‘This is going to be great.’ Enthuses my drinking buddy as we hurry through darkened streets and I try to calculate if we get mugged, or I get recognised, who’ll take the first knife blow. With my back, running is no longer an option so it’s a question of positioning for dark corners and blind alleys.
‘Great spot too.’ Continues my mate enthusiastically. ‘Never been in the front row before.’
‘I’m not sure that was such a smart move.’ I venture as a thin, but growing knot of people start to join out procession towards the theatre.
‘Nonsense,’ he continues undaunted. ‘We’ll be able to see without our glasses on and it’ll be loud enough.’
The first time I saw the band in question they were rebellious and filling big venues. Now, most of the founder members are retired or growing vegetables somewhere. Back then with 30-inch waist jeans and hair filled with gel - or sometimes gob - I queued for hours for tickets, despite my distaste for all things capitalist. This time round I ordered on line with my credit card and coughed the administration charges without spitting.
‘I just hope they’re not disappointing.’ I grumble as we make the foyer and I spot the audience demographic with a jolt. There’s a sea of bald pates, and more distressed denim than you’d find in a third world machine shop.
‘Shit they’re all about sixty.’ I murmur, shocked at the display of decay. You know you’ve aged, and my industry takes its toll more than most, but looking out you still fondly imagine you’re the same young punk who was going to change the world. This is like a giant, pitiless make-up mirror. I’m just glad nobody can see me.
‘Hello.’ Calls a female voice, before adding my first name ominously. My heart sinks and I wish I’d stayed at home. Fixed, commercial grin swiftly pasted on, I turn to see if it’s a buyer, seller or auxiliary professional who has tagged me. I’m badly placed to avoid a sharp blade as my mate has headed for the bar, oblivious to the danger.
The face is familiar, but I tend to remember bricks and mortar better than names. Fortunately she is sporting a lapel badge and collecting tickets. I see an ex-weekend staff member, who worked for me a decade or more ago. I conspicuously use her first name several times, but I’m sure she spotted me scanning her chest area before we made proper eye contact. She was always rather flirty, in a merry widow way, when we worked together, despite being a good fifteen years older.
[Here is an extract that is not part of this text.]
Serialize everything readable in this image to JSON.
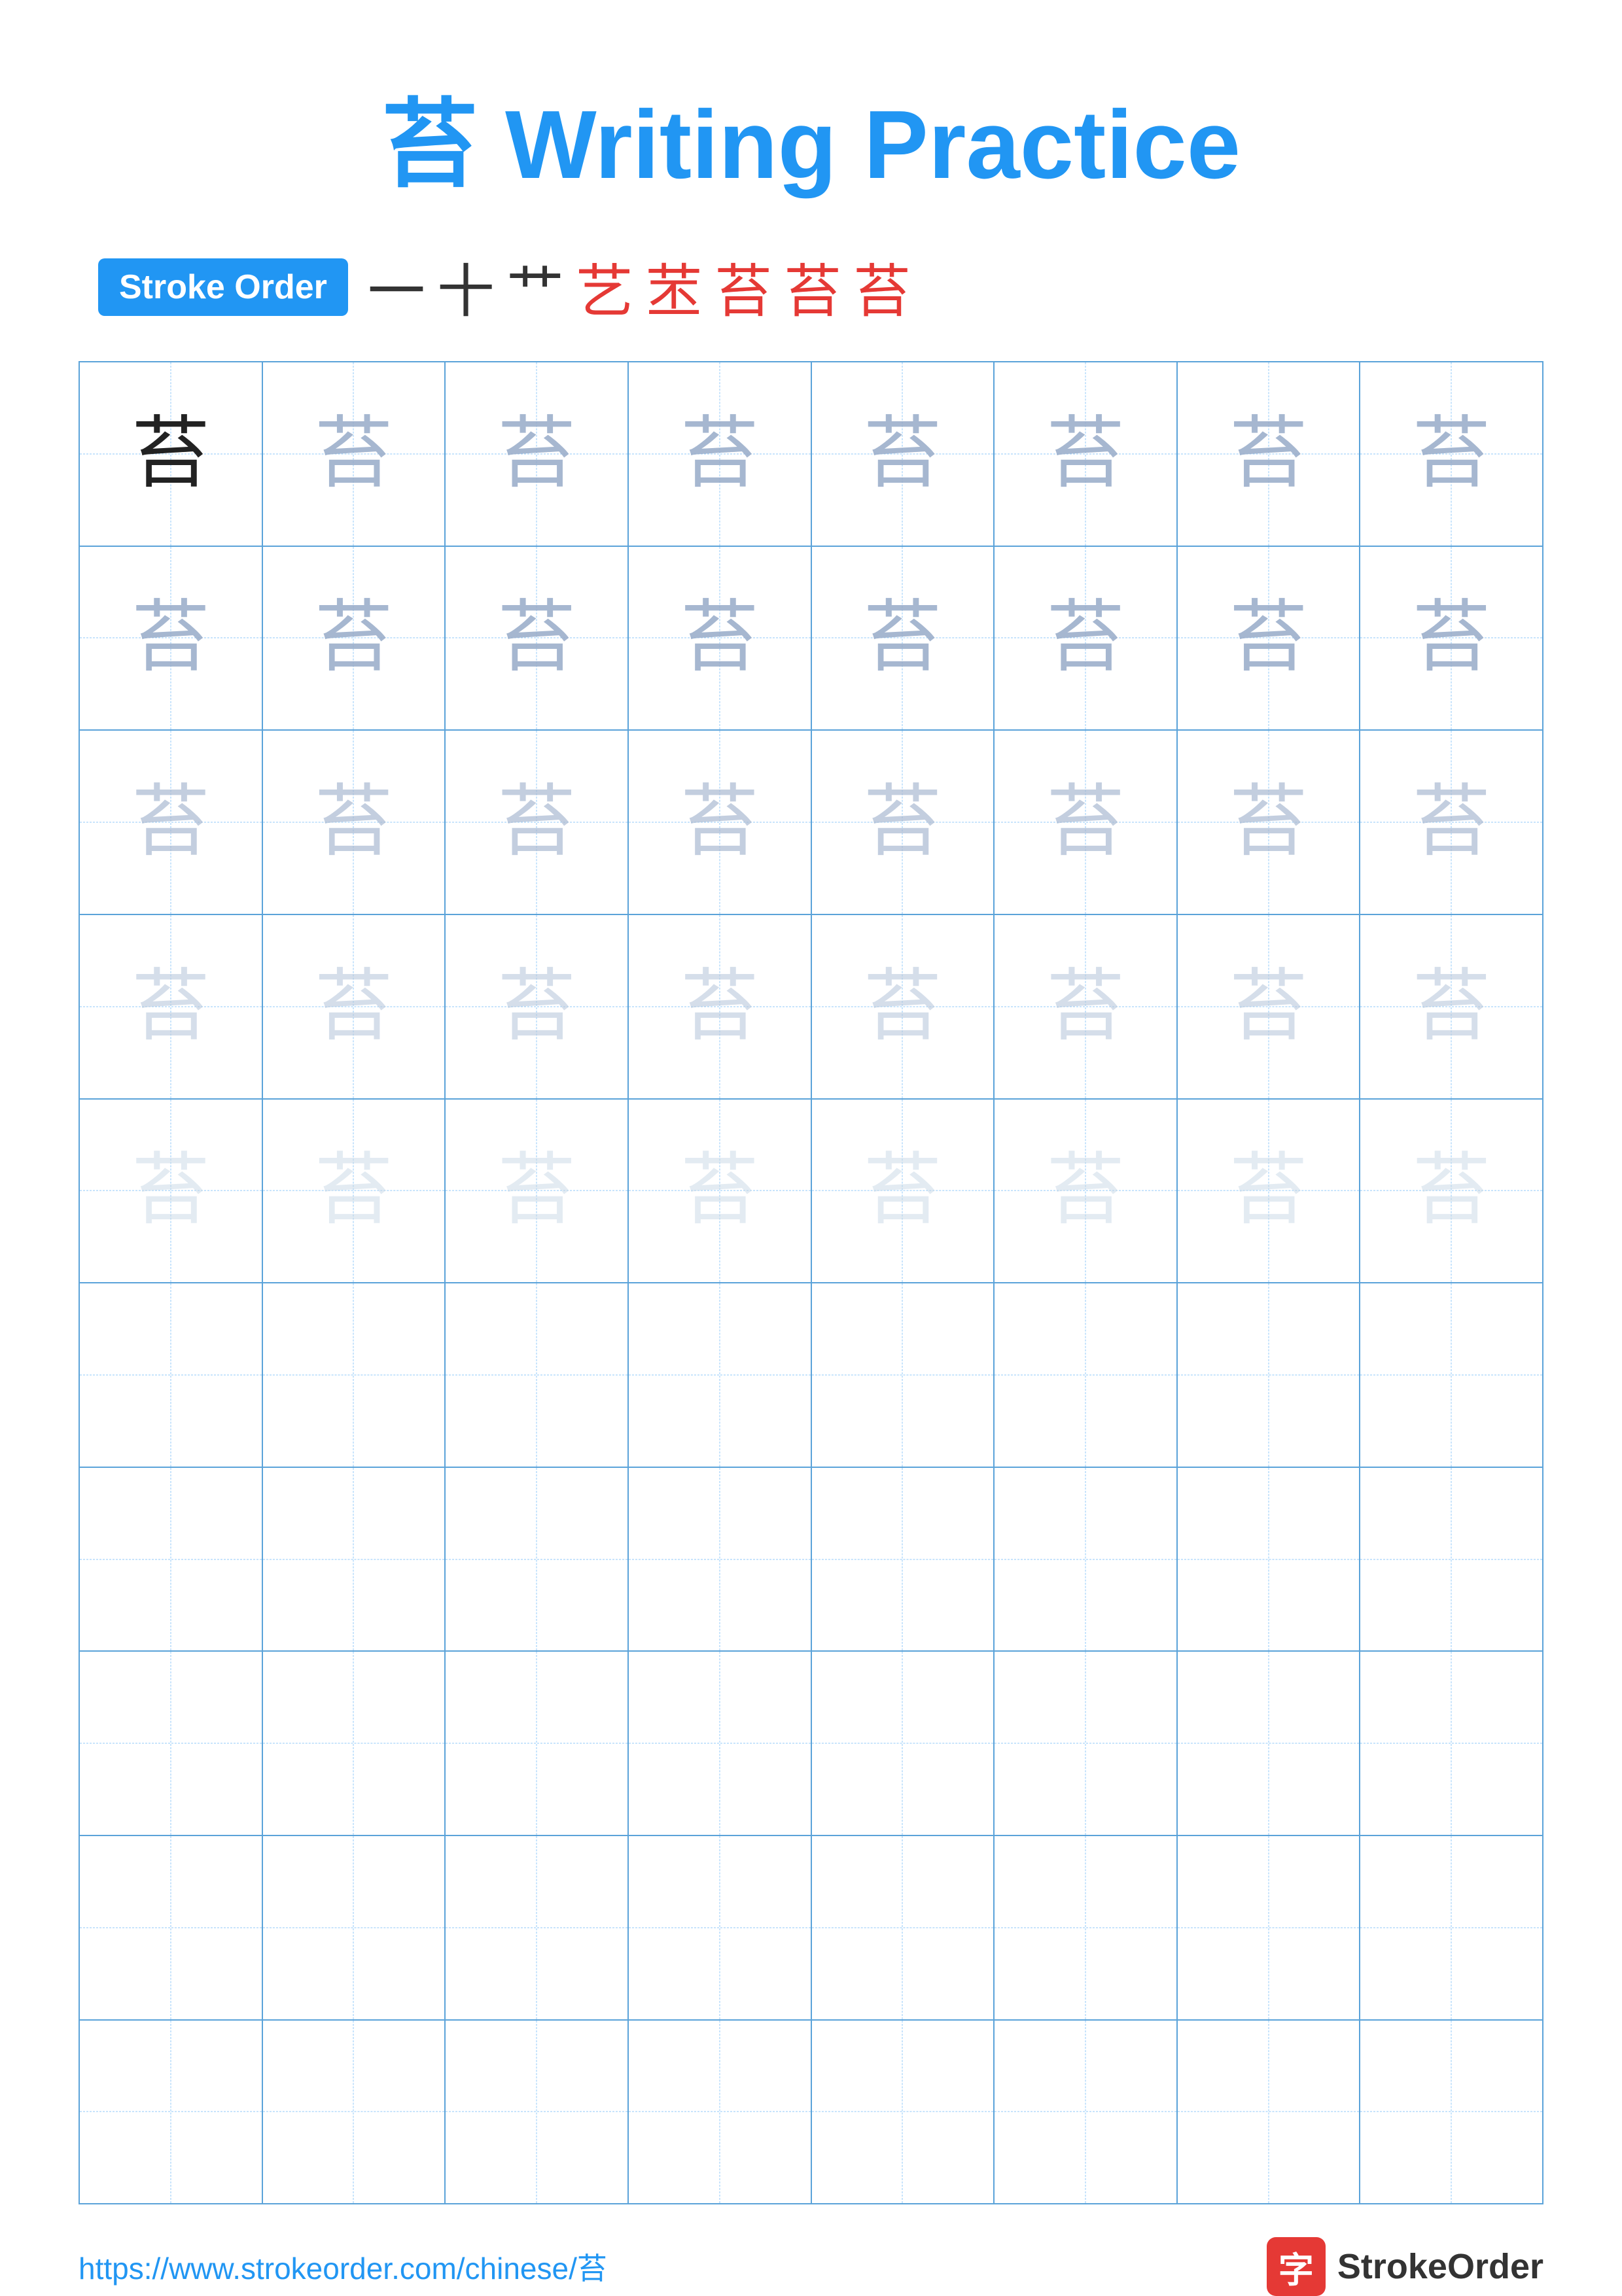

I learn she has retired and is just helping her daughter on the door.
‘Who was the old granny?’ Shouts my friend as we join the scrum for drinks in the incongruous interval. One where more people are having ice creams than alcohol. I tell him, ears ringing from the music, and he makes an inappropriate comment involving cobwebs and lube.
‘They look a bit crinkly on stage too.’ He continues as I people watch. Obsessively scanning for someone who might recognise me and someone under forty who isn’t with their parents.
‘I remember the lead guitarist when he had hair.’ I say morosely. I’m thinking we should have sat further back, where failing eyesight and imagination could have taken me back to the seventies less painfully.
The queue for the toilets is like a new homes retirement flat launch-day, with more weak bladders and prostate problems than a hospital’s geriatric clinic. Then, as I finally stand at a urinal, it gets worse.
‘Aren’t you the estate agent?’ Asks the grey-haired man alongside, to what sounds like more of a hiss than a gurgle, from the other urinators. I don’t want to discuss the state of the market at the best of times. Speculating on price movements to a man with a wrinkled pecker in his hand is a new low, even for me.
Head throbbing, ears buzzing, underpants slightly soggy I leave before the encore.